And yet this experience is still one that is dissociated from my ongoing life process because there is no way that I could make it ‘fit’ back then when it happened and no way I can make it ‘fit’ now. The only pieces that seem to matter to me are the good parts which I willed myself to keep closer than the experience of the abuse itself. Yes, the experience was traumatic. No, I have never forgotten it, though I do not remember many thousands of other abusive experiences. But I decided even back then that I was going to add my own beauty to the abuse — and that part is MINE.
I need to make it clear here that I do not write about sexual abuse. To my knowledge, that form abuse was not a part of my childhood. I am also NOT saying that anything about the abuse itself was positive. What I am saying is that I find value in being able to own those qualities in me that allowed me to endure all the abusive events and still come out to be a lovely person. I do not have the mental illness that my mother had, and I can never be grateful enough for that fact. ‘Normal’ people never have to think in these terms, but I have to.
One could think that a body (mine) could never have endured even the physical aspects of being beaten from the time I was tiny. Certainly it is critical to understand how a child endures the verbal, psychological and emotional abuse, as well. We did survive because there is something inside of us that allowed that to happen. What THAT was is for me to discover, hold onto and use every day, today included.
At this point, I would not encourage anyone to go ‘back there’ and hunt around for awful childhood abuse memories. Most of us have more than our share to face and deal with on a daily basis as it is. But I will always ask that others think about how the goodness surrounded the abuse in some way or we would never have survived it at all in the first place. There is something good in each survivor, something precious and I say, holy, that we brought with us through the abuse because it is a part of who we are and nobody could or can take that away from us.

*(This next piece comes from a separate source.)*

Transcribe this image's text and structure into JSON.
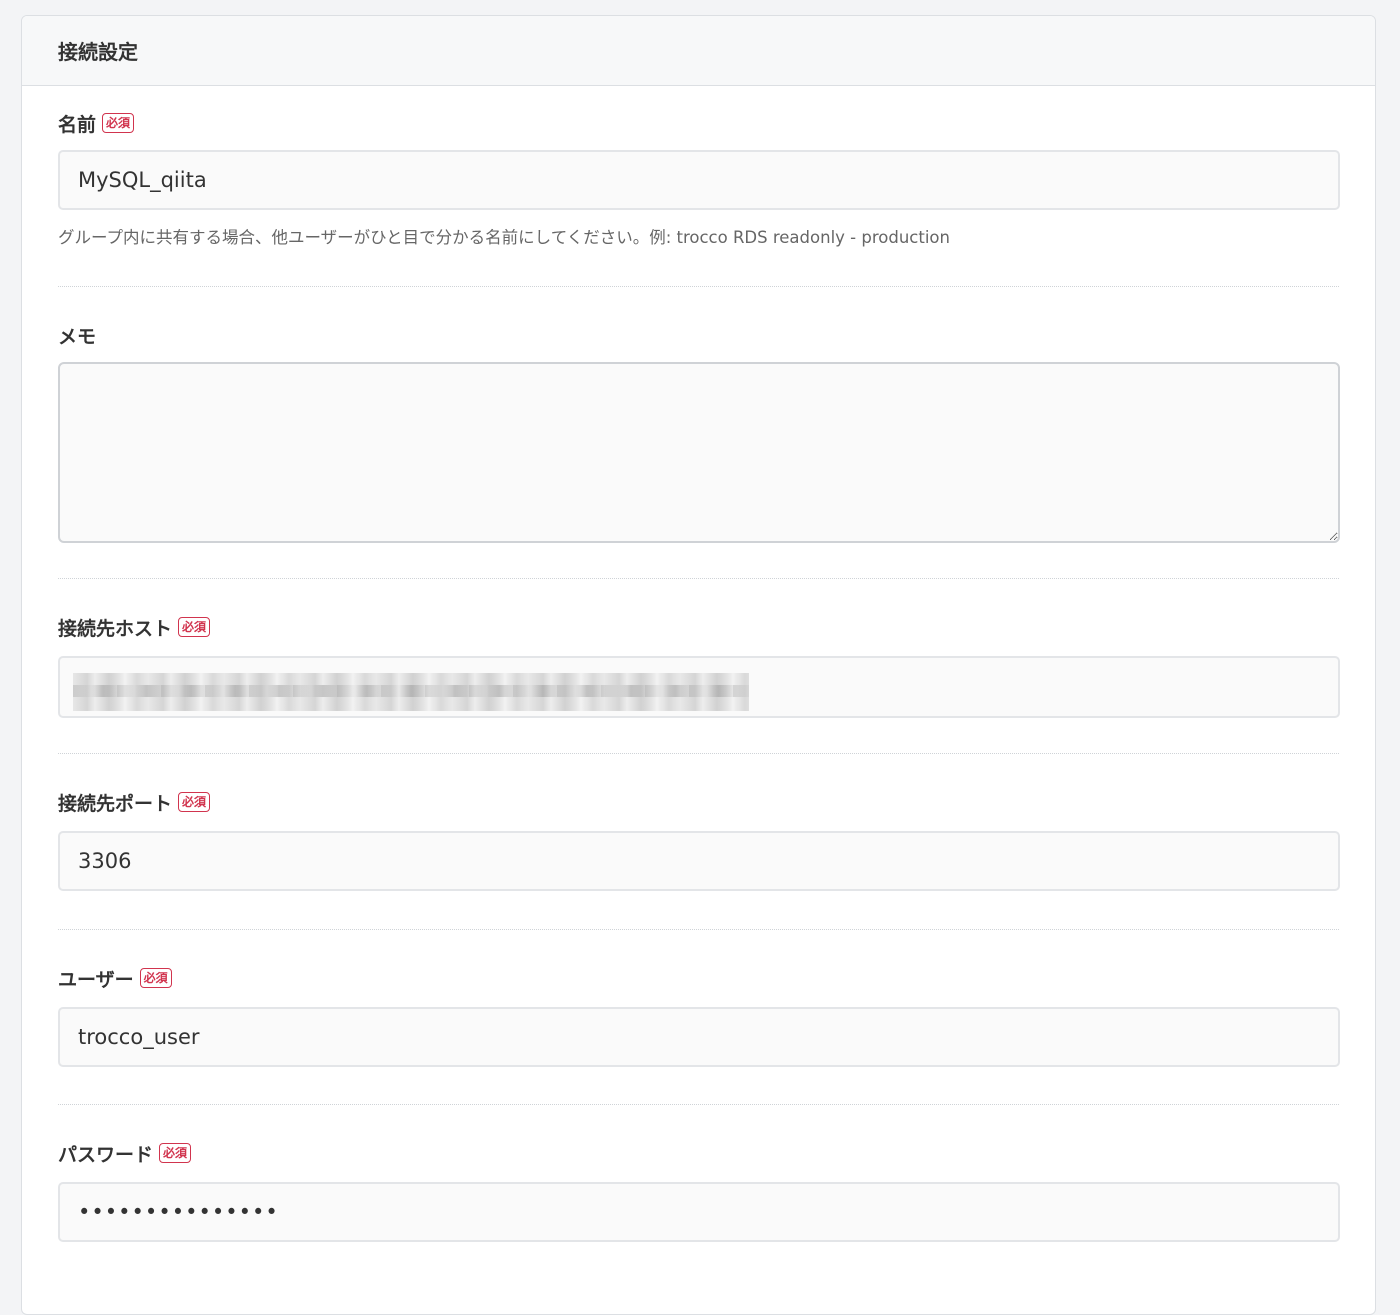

After all, I am the one that remembers what it feels like to be included in the rising sun’s caress of an Alaskan mountainside on the morning of a long summer’s day– not my mother nor my father nor my siblings. I am the one that still feels that sun’s kiss, and I always will.